Assignment
Print the records again, matching each line exactly.

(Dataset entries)
=== Section Start ===

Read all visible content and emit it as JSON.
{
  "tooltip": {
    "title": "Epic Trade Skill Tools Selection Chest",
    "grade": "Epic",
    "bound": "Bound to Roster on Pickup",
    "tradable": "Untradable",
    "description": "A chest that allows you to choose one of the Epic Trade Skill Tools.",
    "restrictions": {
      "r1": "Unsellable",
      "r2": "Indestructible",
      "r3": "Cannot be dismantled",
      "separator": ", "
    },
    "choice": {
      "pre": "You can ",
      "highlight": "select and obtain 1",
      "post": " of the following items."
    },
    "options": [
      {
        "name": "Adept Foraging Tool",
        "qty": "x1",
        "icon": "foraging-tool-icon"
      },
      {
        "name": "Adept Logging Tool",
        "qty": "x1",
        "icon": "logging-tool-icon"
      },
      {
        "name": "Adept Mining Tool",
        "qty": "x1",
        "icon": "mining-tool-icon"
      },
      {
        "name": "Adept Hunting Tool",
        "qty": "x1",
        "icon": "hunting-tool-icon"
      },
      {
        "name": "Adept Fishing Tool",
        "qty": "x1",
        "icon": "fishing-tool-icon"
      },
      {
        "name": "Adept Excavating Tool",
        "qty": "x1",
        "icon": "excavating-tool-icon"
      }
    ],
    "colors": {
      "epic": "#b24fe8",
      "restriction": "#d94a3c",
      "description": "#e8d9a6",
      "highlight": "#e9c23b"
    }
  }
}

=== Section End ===

Solved exercise
Read all visible content and emit it as JSON.
{
  "tooltip": {
    "title": "Epic Trade Skill Tools Selection Chest",
    "grade": "Epic",
    "bound": "Bound to Roster on Pickup",
    "tradable": "Untradable",
    "description": "A chest that allows you to choose one of the Epic Trade Skill Tools.",
    "restrictions": {
      "r1": "Unsellable",
      "r2": "Indestructible",
      "r3": "Cannot be dismantled",
      "separator": ", "
    },
    "choice": {
      "pre": "You can ",
      "highlight": "select and obtain 1",
      "post": " of the following items."
    },
    "options": [
      {
        "name": "Adept Foraging Tool",
        "qty": "x1",
        "icon": "foraging-tool-icon"
      },
      {
        "name": "Adept Logging Tool",
        "qty": "x1",
        "icon": "logging-tool-icon"
      },
      {
        "name": "Adept Mining Tool",
        "qty": "x1",
        "icon": "mining-tool-icon"
      },
      {
        "name": "Adept Hunting Tool",
        "qty": "x1",
        "icon": "hunting-tool-icon"
      },
      {
        "name": "Adept Fishing Tool",
        "qty": "x1",
        "icon": "fishing-tool-icon"
      },
      {
        "name": "Adept Excavating Tool",
        "qty": "x1",
        "icon": "excavating-tool-icon"
      }
    ],
    "colors": {
      "epic": "#b24fe8",
      "restriction": "#d94a3c",
      "description": "#e8d9a6",
      "highlight": "#e9c23b"
    }
  }
}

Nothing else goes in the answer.